Clueless in Chicago: Lack of sexual health knowledge leads to questions

(Max Kleiner / The DePaulia)
(Max Kleiner / The DePaulia)

Students at DePaul can receive an extensive education on just about anything — they are able to choose from a long list of majors ranging from Costume Technology to Exercise Science and more. Students can double and even triple major in a plethora of diverse subjects with specific concentrations and can leave DePaul with a handle on how to transition from studies to real life careers. However, DePaul students never really learn about sex.   

STIsIn 2011, Trojan Brand Condoms published their annual ranking of sexual health resources at American colleges and universities and DePaul ranked dead last in the bottom 10 for sexual health. DePaul has improved since then, with the 2014 report ranking the university at No. 114. However, DePaul, the largest Catholic university in America, located in one of the largest metropolitan cities in America, still has less sexual health resources than universities in suburban and rural areas in the country with half the student body. 

A lack of sexual education on campus can lead to a serious health hazard amongst the student population. Being unable to identify the symptoms of a sexually transmitted disease or not knowing where or when to get tested can lead to a school wide and even citywide epidemic.

“This is a matter of student health and safety,” DePaul junior Laura Springman said. “Just like talking about flu shots or mental health, this is a health problem. The university is obligated to care about student’s health and safety and do all they can to ensure that. That means having contraception on campus, having information about these things that is more than abstinence only, and treating this realistically. Students are going to have sex. You can’t pretend they won’t.”

DePaul sophomore Shannon Rodeberg theorized that DePaul’s lack of providing students with a sexual education and resources has lead to higher rates of sexually transmitted infections and diseases.

“I think DePaul students are extremely uneducated on sexual health,” she said. “I’ve heard on numerous occasions that DePaul has a very high STI rate for our student population and I believe it.”

Students have equated DePaul’s decision not to provide contraception, sex education and resources to the fact that it is a Catholic university. This upholds the myth that Catholic universities do not provide this type of education and resources to students nationally. However, the University of San Francisco is a Jesuit Catholic school that, according to the university’s website, provides sexual health resources as a facet of their health promotion services. The Catholic university provides unplanned pregnancy and sexually transmitted infection resources under that umbrella.

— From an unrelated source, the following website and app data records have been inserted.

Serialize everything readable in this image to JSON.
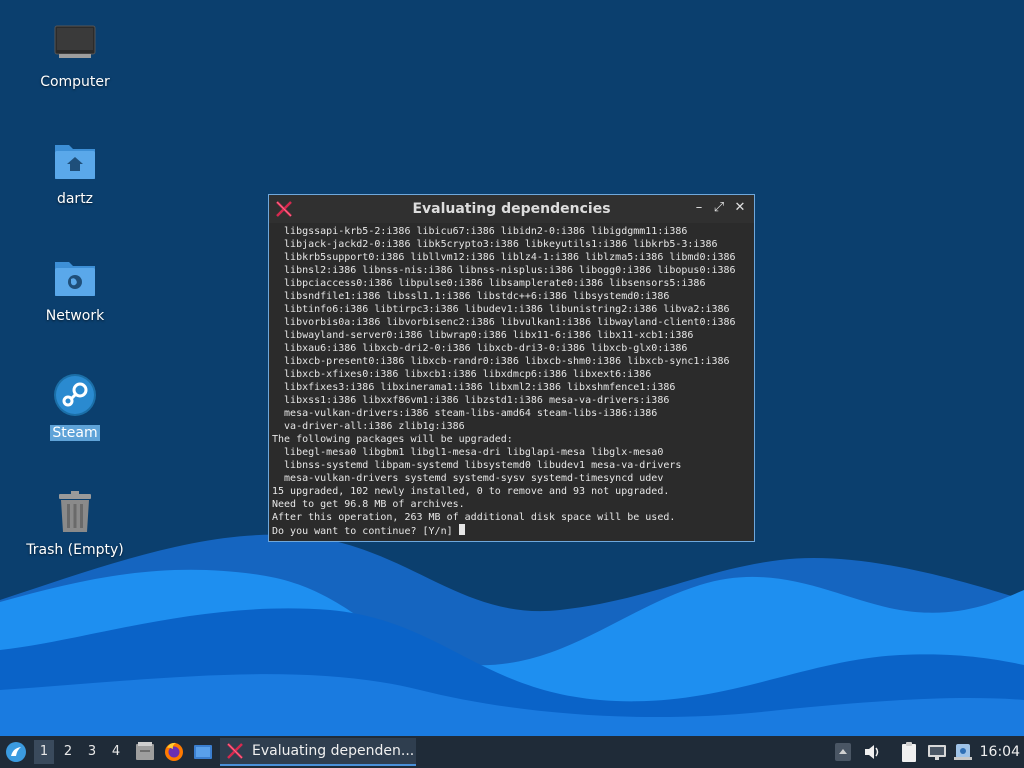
{
  "desktop": {
    "icons": [
      {
        "label": "Computer"
      },
      {
        "label": "dartz"
      },
      {
        "label": "Network"
      },
      {
        "label": "Steam"
      },
      {
        "label": "Trash (Empty)"
      }
    ]
  },
  "terminal": {
    "title": "Evaluating dependencies",
    "lines": [
      "  libgssapi-krb5-2:i386 libicu67:i386 libidn2-0:i386 libigdgmm11:i386",
      "  libjack-jackd2-0:i386 libk5crypto3:i386 libkeyutils1:i386 libkrb5-3:i386",
      "  libkrb5support0:i386 libllvm12:i386 liblz4-1:i386 liblzma5:i386 libmd0:i386",
      "  libnsl2:i386 libnss-nis:i386 libnss-nisplus:i386 libogg0:i386 libopus0:i386",
      "  libpciaccess0:i386 libpulse0:i386 libsamplerate0:i386 libsensors5:i386",
      "  libsndfile1:i386 libssl1.1:i386 libstdc++6:i386 libsystemd0:i386",
      "  libtinfo6:i386 libtirpc3:i386 libudev1:i386 libunistring2:i386 libva2:i386",
      "  libvorbis0a:i386 libvorbisenc2:i386 libvulkan1:i386 libwayland-client0:i386",
      "  libwayland-server0:i386 libwrap0:i386 libx11-6:i386 libx11-xcb1:i386",
      "  libxau6:i386 libxcb-dri2-0:i386 libxcb-dri3-0:i386 libxcb-glx0:i386",
      "  libxcb-present0:i386 libxcb-randr0:i386 libxcb-shm0:i386 libxcb-sync1:i386",
      "  libxcb-xfixes0:i386 libxcb1:i386 libxdmcp6:i386 libxext6:i386",
      "  libxfixes3:i386 libxinerama1:i386 libxml2:i386 libxshmfence1:i386",
      "  libxss1:i386 libxxf86vm1:i386 libzstd1:i386 mesa-va-drivers:i386",
      "  mesa-vulkan-drivers:i386 steam-libs-amd64 steam-libs-i386:i386",
      "  va-driver-all:i386 zlib1g:i386",
      "The following packages will be upgraded:",
      "  libegl-mesa0 libgbm1 libgl1-mesa-dri libglapi-mesa libglx-mesa0",
      "  libnss-systemd libpam-systemd libsystemd0 libudev1 mesa-va-drivers",
      "  mesa-vulkan-drivers systemd systemd-sysv systemd-timesyncd udev",
      "15 upgraded, 102 newly installed, 0 to remove and 93 not upgraded.",
      "Need to get 96.8 MB of archives.",
      "After this operation, 263 MB of additional disk space will be used.",
      "Do you want to continue? [Y/n] "
    ],
    "buttons": {
      "minimize": "–",
      "maximize": "⤢",
      "close": "✕"
    }
  },
  "taskbar": {
    "workspaces": [
      "1",
      "2",
      "3",
      "4"
    ],
    "active_workspace": "1",
    "task_label": "Evaluating dependen...",
    "clock": "16:04"
  },
  "colors": {
    "desktop_bg": "#0b3f6e",
    "wave_light": "#1e8ff0",
    "wave_dark": "#0a63c8",
    "taskbar_bg": "#1f2b38",
    "accent": "#4a90d9"
  }
}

clinicspreventionDePaul is a Catholic school with Vincentian values. That means that there is an importance stressed on community service and outreach programs. Bettering our community by taking care of the people in it is a positive attribute of the DePaul group. However, Vincentian values also seems to mean that the answer to any questions regarding a premarital sexual nature is always “don’t do it.” College students have real questions about the “taboo” topic that require real and informed responses. At a university that spends so much time and effort educating students about diversity for the health and safety of its student population, it appears that students feel that the university needs to make further efforts towards the protection of the health and safety of its students by the addition of education on sexual health and wellness and resource information.

Brian Burke, a senior at DePaul feels that DePaul should start the movement of teaching students about how they can take care of their bodies when they are sexually active. Burke believes that this education should begin freshman year. 

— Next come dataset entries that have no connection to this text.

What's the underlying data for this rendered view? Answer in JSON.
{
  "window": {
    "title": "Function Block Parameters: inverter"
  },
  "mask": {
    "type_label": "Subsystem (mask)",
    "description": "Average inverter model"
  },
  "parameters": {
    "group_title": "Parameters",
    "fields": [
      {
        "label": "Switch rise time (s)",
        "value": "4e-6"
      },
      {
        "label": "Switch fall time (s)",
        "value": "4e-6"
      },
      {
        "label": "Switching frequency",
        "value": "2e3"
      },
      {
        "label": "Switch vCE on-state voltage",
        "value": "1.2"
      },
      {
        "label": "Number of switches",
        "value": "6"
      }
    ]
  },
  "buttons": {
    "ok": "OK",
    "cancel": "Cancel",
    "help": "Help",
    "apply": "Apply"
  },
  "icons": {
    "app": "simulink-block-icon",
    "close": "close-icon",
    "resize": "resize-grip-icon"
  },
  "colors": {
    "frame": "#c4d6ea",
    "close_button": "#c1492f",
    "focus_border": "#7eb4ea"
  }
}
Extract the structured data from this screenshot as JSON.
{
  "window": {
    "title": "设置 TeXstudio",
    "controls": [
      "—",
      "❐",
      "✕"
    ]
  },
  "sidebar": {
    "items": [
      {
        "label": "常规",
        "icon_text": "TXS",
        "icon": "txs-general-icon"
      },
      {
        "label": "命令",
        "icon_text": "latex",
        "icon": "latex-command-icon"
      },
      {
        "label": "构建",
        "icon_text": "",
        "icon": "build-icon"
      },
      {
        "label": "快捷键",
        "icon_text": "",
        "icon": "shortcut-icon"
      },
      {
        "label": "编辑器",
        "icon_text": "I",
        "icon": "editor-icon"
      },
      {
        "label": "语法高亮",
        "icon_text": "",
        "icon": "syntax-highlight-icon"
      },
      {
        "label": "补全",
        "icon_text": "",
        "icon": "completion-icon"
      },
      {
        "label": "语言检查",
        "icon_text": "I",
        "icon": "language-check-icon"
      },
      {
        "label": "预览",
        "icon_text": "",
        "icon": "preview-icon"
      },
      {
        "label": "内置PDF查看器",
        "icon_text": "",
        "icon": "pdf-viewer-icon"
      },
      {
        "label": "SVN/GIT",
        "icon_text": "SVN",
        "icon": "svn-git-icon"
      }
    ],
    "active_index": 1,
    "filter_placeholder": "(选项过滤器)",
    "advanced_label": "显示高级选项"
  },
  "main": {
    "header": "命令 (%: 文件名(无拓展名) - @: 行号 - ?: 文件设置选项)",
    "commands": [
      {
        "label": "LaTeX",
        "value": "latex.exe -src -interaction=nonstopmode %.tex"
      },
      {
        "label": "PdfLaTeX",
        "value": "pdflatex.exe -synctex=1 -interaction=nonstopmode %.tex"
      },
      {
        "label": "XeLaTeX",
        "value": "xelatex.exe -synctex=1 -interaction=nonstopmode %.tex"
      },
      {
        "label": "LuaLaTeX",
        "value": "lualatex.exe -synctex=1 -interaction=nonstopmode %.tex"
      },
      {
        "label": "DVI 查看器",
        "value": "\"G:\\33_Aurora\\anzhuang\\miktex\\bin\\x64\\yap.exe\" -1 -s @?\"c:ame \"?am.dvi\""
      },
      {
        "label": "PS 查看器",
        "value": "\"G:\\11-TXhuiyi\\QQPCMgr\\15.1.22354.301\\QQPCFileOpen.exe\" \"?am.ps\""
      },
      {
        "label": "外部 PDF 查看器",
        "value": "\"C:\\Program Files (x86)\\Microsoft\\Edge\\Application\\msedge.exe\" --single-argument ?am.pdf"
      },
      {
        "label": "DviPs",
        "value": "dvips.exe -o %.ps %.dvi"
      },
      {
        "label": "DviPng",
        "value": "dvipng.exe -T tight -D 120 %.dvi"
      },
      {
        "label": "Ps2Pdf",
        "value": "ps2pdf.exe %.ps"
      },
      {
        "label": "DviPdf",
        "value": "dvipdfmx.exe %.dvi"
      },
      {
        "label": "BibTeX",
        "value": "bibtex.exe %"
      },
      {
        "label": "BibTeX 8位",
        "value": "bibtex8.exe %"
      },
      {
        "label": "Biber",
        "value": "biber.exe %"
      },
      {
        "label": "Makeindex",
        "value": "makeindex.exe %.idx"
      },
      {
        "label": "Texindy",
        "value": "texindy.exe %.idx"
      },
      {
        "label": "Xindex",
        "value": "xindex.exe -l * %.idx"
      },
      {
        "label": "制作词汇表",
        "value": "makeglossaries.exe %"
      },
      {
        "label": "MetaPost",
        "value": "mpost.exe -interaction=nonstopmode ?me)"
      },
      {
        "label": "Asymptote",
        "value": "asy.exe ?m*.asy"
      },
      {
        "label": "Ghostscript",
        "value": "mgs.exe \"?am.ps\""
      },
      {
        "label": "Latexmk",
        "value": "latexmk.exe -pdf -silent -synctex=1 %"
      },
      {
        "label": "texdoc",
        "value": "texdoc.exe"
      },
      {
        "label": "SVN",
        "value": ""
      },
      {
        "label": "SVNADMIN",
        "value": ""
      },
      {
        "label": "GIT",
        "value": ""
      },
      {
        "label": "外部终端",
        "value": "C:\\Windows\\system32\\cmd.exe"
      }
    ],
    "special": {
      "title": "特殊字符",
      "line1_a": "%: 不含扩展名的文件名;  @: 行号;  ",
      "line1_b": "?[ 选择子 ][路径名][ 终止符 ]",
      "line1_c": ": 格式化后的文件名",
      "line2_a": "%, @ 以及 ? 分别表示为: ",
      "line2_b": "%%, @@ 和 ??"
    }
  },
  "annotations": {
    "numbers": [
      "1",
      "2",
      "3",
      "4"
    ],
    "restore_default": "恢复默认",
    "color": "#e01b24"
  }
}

“We have the multicultural seminar which is great, but it’s not enough. There should be a sex and gender seminar requirement, preferably freshman year. Other colleges provide condoms. DePaul, for being tremendously liberal, should put that into effect to promote sex safety.”

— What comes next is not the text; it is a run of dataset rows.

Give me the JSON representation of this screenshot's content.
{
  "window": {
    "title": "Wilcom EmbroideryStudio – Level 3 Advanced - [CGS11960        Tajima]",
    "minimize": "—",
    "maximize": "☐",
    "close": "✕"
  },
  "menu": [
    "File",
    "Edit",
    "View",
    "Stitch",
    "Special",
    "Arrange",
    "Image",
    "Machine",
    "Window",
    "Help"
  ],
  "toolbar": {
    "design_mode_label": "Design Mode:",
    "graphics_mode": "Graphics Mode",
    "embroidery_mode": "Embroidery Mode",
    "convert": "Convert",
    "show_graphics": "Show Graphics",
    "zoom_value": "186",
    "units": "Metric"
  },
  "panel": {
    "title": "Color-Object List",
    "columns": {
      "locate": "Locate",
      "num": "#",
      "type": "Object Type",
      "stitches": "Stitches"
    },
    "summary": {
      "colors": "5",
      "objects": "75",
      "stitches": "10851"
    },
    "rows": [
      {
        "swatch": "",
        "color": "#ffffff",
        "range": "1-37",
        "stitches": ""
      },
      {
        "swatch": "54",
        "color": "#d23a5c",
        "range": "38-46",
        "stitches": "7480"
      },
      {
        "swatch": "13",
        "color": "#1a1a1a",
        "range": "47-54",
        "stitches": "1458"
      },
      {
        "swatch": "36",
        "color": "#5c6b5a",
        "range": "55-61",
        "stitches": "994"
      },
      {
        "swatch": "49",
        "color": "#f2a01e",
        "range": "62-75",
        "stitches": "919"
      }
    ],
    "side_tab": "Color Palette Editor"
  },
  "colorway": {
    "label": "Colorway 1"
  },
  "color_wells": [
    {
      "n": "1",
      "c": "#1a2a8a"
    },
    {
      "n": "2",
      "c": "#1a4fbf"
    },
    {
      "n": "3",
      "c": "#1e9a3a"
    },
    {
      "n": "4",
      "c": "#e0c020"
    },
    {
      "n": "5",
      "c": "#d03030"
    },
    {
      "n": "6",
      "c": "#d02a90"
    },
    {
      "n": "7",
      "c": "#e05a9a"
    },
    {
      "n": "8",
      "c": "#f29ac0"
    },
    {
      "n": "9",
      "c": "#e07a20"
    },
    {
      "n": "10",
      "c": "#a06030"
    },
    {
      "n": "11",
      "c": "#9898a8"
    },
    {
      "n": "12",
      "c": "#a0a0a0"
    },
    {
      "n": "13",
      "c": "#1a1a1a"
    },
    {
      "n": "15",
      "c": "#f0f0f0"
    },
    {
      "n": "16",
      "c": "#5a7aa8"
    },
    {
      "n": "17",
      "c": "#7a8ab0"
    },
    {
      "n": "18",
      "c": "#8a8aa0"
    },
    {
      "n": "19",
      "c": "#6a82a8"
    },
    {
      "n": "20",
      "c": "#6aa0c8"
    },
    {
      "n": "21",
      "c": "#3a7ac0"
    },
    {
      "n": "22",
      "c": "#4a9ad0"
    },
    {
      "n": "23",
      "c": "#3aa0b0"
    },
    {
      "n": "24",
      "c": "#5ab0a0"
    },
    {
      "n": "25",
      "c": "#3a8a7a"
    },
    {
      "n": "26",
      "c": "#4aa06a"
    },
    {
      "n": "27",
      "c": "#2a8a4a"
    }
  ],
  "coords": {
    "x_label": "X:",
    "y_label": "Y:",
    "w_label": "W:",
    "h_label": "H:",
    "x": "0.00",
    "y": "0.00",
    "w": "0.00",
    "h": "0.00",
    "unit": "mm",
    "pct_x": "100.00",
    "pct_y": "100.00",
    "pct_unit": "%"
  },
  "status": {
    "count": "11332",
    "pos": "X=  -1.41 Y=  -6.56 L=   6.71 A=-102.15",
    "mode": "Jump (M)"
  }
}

Although some students are provided with a sexual health class in high school, many are not. Burke feels that the sexual health classes students may take before college don’t answer all the questions students may have in college, and that students may need a refresher course. Burke also wants fellow students to be able to know where they can go if they need to be tested or given support.

“Sex education classes have become trivial in high schools. DePaul should go out of its way to educate freshmen on sexual awareness, where to get help, and who they can talk to,” he said.

In 2013, Columbia University’s Q & A website Go Ask Alice, had this to say when asked about the commonality of sexually transmitted diseases among college students.

“Most college students are between the ages of 15 to 24 — most commonly 18 to 22 — which has been found to be the group that is most susceptible to new STI infections. In fact, people in this age group acquire almost half of all new STIs every year, with individuals between the ages of 20 to 24 accounting for the highest infection rates. This annual increase of new infections can be explained by many sociocultural phenomena, including lack of sex education.”

The website allows students to anonymously ask questions and receive knowledgeable and correct answers publicly for the benefit of everyone at the university and anyone online.

Dr. Lina Katz of West Hills Women’s Health Care in West Hills, California, sees patients who are also students daily and deals with many questions about sex and the body.

“They don’t always have a medical issue. Sometimes they just have questions. A lot of college age kids are embarrassed to ask mom and dad or friends. If they don’t have the resources at school, this is a good place to come for right answers,” Katz said. She advises that students should be informed about what they are doing and about their sexual partners before engaging in any act.

“Sexually active students need to be educated about what they are doing. Being sexually active is taking a risk.”